State health law implementation: Race to the starting line
12/12/12 Chicago, IL
Please join the Chicago chapter of the Association of Health Care Journalists for a special event on Wednesday, Dec. 12.
This panel discussion is sponsored by AHCJ, the Alliance for Health Reform and the Robert Wood Johnson Foundation.
Moderator: Ed Howard, executive vice president of the Alliance for Health Reform, a nonpartisan, nonprofit health policy group in Washington, D.C.
Bruce Japsen, Forbes
Cristal Thomas, deputy governor, office of Illinois Gov. Pat Quinn
Sabrina Corlette, research professor and project director at the Health Policy Institute at Georgetown University
David DiLoreto, M.D., chief clinical operations and innovation officer, Presence Health
Time: 6 p.m. refreshments; 6:30 p.m. program
Location: Columbia College Journalism Department
33 East Congress, Room 219 (southwest corner of Wabash and Congress, under the L tracks)
Less than a year from now, states must be ready to enroll millions of people in insurance exchanges, as outlined in the 2010 health care overhaul law. Or, the federal government will step in to do the job, or part of it. States also have the option of opening their Medicaid programs to millions of new participants. But that's not much time, considering their long to-do lists.
At least half a dozen Republican governors had delayed implementation efforts in hopes that the Supreme Court would rule the law unconstitutional, or that Gov. Mitt Romney would win the November election and repeal the law. Neither happened, but even if they decide now to run their own exchanges, it will be difficult for those states _ and some others _ to be ready in time, say health care experts. Illinois is seeking federal help with its exchange in 2014, but is aiming to operate its own after that.
States had to notify Washington by Nov. 16 whether they intended to run their own exchanges in 2014 and must submit plans on how they plan to do so by Dec. 14. By Jan. 1, they must convince the Department of Health and Human Services that they are on track to be able to do it in time. At the same time, insurance companies are scrambling to create new health plan products to sell on the exchanges, but industry leaders complain they don't have the necessary guidance and that time is running out.
What information do the states still need from the federal government about how the federal and partnership exchanges will work? How much latitude will the states have to handle eligibility for Medicaid and to make sure that people transitioning between Medicaid and subsidized private insurance in the exchanges won't have gaps in coverage?

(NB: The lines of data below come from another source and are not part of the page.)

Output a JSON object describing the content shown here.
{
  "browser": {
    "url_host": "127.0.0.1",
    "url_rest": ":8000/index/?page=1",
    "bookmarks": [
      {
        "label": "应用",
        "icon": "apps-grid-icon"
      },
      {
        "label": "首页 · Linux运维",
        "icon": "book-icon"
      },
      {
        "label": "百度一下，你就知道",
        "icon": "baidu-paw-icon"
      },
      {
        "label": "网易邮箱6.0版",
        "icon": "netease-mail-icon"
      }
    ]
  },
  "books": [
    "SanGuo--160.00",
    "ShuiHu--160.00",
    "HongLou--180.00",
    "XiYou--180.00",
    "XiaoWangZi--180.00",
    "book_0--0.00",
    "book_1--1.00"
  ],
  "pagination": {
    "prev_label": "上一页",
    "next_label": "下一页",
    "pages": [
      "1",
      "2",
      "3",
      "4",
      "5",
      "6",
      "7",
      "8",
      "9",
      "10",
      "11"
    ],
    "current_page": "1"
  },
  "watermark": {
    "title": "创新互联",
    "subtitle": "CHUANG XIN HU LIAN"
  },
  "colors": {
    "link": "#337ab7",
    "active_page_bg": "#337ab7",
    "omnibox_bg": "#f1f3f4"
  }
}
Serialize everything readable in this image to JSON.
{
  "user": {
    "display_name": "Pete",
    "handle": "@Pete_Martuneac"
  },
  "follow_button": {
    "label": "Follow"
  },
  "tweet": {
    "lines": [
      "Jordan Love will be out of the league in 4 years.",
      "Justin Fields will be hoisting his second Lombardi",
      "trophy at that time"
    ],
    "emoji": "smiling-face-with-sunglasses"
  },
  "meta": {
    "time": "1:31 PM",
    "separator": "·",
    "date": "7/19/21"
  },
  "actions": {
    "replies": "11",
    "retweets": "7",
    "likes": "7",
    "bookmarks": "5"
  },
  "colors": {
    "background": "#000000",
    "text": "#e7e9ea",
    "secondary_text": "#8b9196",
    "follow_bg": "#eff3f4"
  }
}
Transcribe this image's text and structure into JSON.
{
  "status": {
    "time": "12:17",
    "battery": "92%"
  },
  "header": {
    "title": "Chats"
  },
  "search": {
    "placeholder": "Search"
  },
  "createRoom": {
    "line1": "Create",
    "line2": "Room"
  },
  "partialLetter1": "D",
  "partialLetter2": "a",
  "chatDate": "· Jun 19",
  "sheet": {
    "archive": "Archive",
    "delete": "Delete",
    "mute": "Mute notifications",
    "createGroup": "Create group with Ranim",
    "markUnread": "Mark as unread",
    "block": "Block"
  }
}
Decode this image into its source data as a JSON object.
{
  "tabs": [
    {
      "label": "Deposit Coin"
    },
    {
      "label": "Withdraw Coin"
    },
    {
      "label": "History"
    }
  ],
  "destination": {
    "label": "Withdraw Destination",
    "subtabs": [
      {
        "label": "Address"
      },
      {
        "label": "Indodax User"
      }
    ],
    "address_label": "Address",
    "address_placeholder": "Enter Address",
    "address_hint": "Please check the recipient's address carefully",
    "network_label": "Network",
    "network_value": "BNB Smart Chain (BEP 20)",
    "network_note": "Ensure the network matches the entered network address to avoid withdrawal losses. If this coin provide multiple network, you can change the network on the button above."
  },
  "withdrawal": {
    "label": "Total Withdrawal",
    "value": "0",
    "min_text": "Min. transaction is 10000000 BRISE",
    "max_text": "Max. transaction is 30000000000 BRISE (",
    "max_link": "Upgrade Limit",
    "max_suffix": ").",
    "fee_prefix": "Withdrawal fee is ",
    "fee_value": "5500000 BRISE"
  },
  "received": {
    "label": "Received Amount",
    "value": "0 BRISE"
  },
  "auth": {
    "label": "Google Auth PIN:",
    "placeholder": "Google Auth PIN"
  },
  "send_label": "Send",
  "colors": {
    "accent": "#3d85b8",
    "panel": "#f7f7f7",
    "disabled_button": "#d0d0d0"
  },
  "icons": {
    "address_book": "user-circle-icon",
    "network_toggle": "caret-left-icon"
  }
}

Can the federal government be ready with its own back-up exchanges? Will insurers be ready in time?
This briefing will help you answer these questions for your readers, viewers and listeners.
Please RSVP to Carla K. Johnson.